Task requirements:
What is needed is each line of the data below that holds the string "true".

App and web page records
......

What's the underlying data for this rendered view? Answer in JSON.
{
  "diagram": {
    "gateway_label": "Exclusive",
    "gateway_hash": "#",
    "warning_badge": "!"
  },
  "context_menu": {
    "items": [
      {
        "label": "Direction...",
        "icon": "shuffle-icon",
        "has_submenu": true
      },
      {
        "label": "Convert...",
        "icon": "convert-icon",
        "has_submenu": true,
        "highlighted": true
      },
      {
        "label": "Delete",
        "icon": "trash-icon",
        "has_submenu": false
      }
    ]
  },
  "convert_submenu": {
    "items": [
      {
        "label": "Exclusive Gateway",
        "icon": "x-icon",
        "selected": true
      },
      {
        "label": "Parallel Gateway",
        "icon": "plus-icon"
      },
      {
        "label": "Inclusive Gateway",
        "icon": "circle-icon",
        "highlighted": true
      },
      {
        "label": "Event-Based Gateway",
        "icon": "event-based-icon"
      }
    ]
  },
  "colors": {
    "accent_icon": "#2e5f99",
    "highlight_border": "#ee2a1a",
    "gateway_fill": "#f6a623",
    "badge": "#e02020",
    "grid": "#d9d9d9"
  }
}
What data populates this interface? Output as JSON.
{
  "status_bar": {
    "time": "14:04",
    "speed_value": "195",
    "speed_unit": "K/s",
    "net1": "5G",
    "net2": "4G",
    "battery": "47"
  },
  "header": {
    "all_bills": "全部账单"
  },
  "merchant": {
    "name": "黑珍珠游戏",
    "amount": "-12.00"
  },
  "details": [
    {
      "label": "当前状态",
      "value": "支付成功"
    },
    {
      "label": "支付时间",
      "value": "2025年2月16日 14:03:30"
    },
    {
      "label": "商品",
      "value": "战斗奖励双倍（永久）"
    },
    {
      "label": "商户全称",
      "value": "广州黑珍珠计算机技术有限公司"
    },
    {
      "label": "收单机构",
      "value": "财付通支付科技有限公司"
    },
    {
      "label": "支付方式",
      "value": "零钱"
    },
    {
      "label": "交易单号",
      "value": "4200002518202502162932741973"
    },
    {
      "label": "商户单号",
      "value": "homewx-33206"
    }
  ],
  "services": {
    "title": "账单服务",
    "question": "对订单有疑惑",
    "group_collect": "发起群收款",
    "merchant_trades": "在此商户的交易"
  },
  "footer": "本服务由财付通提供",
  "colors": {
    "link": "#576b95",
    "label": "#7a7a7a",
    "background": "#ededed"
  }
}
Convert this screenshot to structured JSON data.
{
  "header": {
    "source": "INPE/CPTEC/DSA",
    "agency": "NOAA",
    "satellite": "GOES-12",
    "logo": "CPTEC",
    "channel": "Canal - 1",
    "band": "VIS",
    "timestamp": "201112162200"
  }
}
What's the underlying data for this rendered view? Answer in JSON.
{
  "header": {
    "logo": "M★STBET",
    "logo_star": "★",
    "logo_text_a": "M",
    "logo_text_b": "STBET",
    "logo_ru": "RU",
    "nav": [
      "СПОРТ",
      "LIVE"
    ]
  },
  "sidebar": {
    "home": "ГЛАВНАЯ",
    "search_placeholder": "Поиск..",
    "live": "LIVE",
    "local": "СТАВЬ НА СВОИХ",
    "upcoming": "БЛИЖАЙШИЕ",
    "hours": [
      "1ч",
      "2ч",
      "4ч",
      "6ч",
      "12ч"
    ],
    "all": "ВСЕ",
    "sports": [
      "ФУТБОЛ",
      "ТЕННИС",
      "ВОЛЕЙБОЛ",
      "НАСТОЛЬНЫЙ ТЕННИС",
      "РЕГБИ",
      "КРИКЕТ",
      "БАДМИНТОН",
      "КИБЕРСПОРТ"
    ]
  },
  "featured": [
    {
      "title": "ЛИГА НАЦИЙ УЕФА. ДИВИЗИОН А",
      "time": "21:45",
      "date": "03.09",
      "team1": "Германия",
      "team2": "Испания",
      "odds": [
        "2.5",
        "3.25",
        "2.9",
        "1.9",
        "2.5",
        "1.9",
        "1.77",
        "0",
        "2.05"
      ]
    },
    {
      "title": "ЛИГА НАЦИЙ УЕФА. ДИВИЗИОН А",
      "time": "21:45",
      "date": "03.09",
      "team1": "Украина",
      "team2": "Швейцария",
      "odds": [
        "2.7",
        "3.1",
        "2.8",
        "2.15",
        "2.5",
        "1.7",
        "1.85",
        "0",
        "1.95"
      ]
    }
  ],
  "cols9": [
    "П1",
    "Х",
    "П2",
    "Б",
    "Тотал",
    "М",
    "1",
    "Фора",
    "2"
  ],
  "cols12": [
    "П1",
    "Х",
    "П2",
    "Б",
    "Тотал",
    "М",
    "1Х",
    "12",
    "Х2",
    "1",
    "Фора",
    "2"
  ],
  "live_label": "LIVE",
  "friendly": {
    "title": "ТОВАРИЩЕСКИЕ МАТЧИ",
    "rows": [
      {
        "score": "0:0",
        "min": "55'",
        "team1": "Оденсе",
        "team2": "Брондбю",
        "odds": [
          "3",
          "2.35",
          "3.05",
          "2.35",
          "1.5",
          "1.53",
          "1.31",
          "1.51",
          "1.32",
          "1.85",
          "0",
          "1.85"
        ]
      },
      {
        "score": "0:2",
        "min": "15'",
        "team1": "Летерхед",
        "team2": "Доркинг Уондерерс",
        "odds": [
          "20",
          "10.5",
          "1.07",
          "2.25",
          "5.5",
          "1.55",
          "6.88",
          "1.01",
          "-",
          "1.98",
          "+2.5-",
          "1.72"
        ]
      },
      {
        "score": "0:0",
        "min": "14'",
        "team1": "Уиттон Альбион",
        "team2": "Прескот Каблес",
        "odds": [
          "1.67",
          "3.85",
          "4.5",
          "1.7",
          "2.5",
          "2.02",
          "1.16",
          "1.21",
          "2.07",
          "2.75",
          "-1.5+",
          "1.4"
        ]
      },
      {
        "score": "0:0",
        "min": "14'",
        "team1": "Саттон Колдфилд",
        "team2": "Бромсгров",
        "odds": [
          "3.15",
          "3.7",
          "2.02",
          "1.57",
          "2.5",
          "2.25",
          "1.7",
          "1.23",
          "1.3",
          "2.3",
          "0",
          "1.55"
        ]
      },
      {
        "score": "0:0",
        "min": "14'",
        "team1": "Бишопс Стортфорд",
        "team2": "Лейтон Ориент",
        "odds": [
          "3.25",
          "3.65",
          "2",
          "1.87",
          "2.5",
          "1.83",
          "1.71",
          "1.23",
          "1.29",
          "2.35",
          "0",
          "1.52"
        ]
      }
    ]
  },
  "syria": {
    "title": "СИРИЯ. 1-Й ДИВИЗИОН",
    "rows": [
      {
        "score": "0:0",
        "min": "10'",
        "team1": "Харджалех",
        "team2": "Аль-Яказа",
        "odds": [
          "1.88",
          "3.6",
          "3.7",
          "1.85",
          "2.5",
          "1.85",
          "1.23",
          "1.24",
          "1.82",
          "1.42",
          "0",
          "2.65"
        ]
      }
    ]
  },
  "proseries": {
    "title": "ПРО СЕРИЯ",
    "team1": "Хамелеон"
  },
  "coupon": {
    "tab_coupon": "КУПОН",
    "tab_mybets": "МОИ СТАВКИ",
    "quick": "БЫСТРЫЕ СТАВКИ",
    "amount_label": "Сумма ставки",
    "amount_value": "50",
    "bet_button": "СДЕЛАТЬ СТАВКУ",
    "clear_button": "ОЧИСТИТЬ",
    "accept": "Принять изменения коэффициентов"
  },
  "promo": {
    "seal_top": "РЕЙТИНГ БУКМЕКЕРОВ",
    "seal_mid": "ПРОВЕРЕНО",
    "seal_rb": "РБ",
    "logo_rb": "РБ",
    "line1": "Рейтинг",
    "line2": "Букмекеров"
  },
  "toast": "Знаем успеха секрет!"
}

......

Answer box:
        "has_submenu": true
        "has_submenu": true,
        "highlighted": true
        "selected": true
        "highlighted": true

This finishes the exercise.